Scott's best asset, however, is the levity he brings to Cosima's plot. His Runewars club provides the Cos a chance to prove her ultimate mastery of geeky board games (pillage!) and, perhaps, the energy to play her hand against Delphine (after getting high, of course). "You have to love all of us," she says, backing that up with "I have enough dirt on you to destroy your career." Though we're not quite out of the woods: Cosima finishes the episode collapsed in the lab, vomiting blood, much worse than she ever was before.
Professor Ethan Duncan, Who Claims to Be Nobody's Pawn
He just wants people to call him "Ethan," ok? He's awkward and British and sort of inept about social things, but he really wants to be part of the family -- he'll even read stories from The Island of Doctor Moreau.
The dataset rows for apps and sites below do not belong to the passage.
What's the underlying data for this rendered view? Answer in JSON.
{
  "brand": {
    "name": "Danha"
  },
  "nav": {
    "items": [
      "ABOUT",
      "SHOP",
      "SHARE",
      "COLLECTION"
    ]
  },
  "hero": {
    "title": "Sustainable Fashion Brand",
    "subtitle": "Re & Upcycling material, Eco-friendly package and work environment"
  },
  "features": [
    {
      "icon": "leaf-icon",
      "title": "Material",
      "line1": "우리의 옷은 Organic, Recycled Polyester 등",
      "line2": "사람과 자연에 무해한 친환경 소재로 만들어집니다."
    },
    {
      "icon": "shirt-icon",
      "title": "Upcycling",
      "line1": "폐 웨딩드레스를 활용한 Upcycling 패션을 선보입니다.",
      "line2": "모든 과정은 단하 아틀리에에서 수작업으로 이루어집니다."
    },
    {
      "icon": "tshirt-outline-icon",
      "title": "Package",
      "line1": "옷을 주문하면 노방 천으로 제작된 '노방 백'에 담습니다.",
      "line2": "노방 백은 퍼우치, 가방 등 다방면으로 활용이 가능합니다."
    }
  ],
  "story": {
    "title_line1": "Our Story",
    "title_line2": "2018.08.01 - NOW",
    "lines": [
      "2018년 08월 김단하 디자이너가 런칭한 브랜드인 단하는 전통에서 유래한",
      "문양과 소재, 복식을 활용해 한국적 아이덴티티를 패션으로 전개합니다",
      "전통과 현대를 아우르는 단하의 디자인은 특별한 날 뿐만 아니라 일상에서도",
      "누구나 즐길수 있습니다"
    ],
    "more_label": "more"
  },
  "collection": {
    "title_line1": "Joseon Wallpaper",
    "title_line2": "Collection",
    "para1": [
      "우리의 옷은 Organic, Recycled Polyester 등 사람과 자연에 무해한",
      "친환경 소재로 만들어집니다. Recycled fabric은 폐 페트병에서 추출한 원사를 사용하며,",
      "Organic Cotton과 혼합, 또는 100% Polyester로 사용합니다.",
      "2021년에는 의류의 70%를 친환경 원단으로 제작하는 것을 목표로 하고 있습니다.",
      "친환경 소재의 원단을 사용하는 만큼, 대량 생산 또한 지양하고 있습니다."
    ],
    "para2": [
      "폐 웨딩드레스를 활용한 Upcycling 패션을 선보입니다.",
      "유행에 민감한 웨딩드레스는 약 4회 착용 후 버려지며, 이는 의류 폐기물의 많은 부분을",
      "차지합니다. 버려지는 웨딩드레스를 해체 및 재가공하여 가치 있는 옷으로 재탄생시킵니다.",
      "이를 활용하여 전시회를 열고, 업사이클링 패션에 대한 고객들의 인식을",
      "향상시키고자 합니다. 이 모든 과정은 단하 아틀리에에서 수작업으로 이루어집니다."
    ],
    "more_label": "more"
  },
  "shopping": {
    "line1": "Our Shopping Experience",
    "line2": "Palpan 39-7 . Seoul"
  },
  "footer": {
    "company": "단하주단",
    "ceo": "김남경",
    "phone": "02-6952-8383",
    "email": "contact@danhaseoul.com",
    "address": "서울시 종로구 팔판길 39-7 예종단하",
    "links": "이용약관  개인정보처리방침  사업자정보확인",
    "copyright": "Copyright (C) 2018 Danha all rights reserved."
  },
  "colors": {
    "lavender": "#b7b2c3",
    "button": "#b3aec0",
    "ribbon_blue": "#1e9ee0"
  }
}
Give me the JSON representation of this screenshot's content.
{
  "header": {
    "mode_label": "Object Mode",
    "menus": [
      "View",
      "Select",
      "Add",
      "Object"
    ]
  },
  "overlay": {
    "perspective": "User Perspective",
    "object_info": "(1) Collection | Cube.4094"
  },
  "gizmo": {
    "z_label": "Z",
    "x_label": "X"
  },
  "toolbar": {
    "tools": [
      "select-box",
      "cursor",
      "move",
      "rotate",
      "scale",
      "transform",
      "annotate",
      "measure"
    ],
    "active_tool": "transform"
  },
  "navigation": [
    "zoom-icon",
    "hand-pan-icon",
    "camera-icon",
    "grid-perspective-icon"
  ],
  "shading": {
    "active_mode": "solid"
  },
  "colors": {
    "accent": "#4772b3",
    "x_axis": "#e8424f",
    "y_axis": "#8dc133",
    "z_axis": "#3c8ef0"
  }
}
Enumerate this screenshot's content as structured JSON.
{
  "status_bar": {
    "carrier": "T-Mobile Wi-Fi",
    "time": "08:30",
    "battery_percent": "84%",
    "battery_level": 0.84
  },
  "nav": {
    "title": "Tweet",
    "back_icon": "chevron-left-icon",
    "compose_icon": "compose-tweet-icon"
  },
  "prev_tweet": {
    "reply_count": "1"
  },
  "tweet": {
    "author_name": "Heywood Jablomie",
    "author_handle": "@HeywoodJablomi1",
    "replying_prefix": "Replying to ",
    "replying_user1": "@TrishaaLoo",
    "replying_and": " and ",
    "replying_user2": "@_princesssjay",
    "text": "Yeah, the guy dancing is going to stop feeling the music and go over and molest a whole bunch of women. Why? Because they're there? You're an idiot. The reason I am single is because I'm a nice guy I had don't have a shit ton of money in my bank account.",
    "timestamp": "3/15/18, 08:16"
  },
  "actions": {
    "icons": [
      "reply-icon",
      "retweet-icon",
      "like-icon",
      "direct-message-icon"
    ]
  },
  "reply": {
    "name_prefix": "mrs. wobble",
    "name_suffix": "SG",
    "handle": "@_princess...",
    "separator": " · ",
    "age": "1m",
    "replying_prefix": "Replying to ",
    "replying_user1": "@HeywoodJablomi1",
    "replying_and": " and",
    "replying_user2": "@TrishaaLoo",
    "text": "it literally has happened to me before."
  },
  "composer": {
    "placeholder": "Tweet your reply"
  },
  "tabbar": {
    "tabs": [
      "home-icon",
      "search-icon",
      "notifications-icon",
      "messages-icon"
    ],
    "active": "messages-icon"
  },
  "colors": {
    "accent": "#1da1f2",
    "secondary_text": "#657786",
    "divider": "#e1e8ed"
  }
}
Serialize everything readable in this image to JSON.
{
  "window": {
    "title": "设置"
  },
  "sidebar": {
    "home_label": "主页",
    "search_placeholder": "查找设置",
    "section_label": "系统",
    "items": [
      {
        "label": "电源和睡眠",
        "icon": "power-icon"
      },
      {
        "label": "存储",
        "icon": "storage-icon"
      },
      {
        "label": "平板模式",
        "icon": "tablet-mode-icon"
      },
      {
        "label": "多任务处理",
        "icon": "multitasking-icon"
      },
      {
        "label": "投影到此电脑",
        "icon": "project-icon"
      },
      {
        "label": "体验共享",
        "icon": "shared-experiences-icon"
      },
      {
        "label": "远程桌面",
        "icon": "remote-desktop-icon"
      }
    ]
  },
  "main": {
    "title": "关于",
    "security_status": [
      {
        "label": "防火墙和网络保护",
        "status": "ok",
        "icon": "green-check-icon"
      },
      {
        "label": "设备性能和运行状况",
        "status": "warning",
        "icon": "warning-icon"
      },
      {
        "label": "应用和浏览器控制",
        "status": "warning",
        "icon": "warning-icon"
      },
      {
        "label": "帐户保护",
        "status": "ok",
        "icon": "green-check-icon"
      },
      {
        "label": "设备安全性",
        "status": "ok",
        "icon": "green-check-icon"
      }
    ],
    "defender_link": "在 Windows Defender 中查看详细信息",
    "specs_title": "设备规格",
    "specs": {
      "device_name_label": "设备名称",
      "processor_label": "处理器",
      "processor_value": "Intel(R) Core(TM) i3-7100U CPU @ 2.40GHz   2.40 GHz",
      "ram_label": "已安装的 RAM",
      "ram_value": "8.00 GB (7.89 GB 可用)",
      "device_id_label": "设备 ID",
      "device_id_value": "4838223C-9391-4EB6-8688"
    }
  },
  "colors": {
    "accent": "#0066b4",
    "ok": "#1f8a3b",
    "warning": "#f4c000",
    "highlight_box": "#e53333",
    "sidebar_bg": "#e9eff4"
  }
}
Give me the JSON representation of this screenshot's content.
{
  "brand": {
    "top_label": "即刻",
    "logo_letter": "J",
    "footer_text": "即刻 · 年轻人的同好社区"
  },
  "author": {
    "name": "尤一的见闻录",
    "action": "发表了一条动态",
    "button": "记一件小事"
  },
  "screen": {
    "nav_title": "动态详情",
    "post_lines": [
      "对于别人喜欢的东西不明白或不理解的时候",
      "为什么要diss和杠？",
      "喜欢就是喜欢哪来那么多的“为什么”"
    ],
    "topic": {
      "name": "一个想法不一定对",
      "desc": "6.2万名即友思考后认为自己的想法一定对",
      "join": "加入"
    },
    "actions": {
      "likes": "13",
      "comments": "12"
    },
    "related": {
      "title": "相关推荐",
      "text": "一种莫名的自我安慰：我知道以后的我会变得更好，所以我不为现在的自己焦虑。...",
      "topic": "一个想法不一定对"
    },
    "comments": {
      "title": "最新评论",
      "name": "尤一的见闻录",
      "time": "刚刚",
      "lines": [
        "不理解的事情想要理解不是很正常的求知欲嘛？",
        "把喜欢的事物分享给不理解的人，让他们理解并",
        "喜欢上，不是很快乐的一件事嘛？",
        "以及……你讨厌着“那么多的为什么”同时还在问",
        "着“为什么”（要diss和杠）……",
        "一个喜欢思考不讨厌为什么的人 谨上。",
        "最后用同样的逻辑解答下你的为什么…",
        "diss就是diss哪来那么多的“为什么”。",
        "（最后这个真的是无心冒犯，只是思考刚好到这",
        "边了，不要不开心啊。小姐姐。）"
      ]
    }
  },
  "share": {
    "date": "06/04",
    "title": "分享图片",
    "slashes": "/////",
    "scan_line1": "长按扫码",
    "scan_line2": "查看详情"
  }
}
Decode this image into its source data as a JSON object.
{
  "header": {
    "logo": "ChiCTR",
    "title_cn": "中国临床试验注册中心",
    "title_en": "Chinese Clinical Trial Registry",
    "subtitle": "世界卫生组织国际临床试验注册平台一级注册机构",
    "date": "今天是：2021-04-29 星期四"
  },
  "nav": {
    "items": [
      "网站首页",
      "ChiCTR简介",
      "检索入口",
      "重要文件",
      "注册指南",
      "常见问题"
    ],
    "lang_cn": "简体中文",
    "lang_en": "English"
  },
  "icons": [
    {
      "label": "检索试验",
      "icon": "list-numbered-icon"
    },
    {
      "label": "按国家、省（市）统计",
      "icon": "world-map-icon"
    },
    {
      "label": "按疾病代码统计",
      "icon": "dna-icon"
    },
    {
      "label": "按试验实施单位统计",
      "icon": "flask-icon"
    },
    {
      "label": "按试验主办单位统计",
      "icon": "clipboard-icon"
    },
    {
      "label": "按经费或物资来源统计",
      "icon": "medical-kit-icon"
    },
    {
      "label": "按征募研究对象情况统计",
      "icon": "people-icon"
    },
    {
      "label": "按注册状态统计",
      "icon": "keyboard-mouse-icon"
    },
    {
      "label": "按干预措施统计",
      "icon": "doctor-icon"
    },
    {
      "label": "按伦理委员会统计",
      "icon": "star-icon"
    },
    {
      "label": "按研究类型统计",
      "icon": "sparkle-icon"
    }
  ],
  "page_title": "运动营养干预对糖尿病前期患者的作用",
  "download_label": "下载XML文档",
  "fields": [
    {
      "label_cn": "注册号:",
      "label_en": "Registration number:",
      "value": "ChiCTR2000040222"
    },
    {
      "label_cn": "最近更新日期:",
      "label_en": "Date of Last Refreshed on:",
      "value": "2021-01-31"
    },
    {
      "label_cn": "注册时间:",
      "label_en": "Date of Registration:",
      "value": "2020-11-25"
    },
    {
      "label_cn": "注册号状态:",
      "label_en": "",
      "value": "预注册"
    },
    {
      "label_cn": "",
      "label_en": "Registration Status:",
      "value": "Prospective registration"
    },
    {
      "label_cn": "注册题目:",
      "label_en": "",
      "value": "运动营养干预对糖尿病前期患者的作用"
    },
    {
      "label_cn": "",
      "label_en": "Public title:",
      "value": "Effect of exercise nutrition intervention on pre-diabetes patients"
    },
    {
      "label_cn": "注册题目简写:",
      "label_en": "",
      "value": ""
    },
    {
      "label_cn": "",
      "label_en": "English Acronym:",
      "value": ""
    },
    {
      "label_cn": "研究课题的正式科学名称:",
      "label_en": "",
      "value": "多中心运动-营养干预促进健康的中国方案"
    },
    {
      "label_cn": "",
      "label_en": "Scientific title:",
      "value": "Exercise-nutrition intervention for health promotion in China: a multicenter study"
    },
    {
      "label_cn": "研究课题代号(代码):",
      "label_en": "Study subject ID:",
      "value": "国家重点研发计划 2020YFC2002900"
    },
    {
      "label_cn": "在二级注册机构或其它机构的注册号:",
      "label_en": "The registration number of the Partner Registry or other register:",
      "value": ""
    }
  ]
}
This, as Sarah points out, isn't appropriate reading material, especially since H.G. Wells's 1896 science-fiction novel deals with a crazed doctor, Moreau, who uses vivisection to mould animals into near-human monstrosities.
Back at Dyad, Rachel and Ethan chat over tea, after Rachel tells him that their long-awaited meet up didn't really mean anything. Rachel wants to know why Sarah, the unmonitored one, gets to have babies. Ethan says that this was a mistake, that the clones were "barren by design." We cut to shots of Rachel destroying her office in a fit of rage. "You couldn't have created a reproducing prototype," Rachel says, before whipping a reference to Moreau back at Ethan, "that would have been irresponsible...which is unforgivable."
Ethan does end up with a job working with Cosima (and Scott!), where he'll get to work on a cure for the clone most like himself -- at least in her ability to geek out. But while we leave Scott at Dyad, we find Kira with his copy of Doctor Moreau. Its margins are covered in complicated, definitely plot-relevant diagrams. Yay, diagrams! Yay, secrets!
6. Paul is a ghost
Rachel finds his absence "inconvenient" and his silence "irksome." He knows she hates to worry.
Paul's not the only player left out of our Runewars-like tangle of interweaving plots -- we don't get a single scene with Helena, the other, possibly fertile sestra. But we do end the episode focused on the paper angels that remind Kira of our favorite Ukranian, so Helena's definitely not out of the game for good.
With Tony's introduction into the great Pantheon of Maslany creations, Orphan Black let us meditate on the great messy family on the heart of the show. That meditation only seemed to intensify the questions we already had -- Cosima's illness is worse, Paul's problem in Afghanistan's bigger than it seems, why does Mrs. S know everything? These better get answered in the next couple of episodes. Until then, it was good to spend time with Tony, who thinks he'll like Cosima (make it happen!), but "that one with a soccer ball looks like douche" (please make it happen!).
Follow Jackson on Twitter: @MchenryJD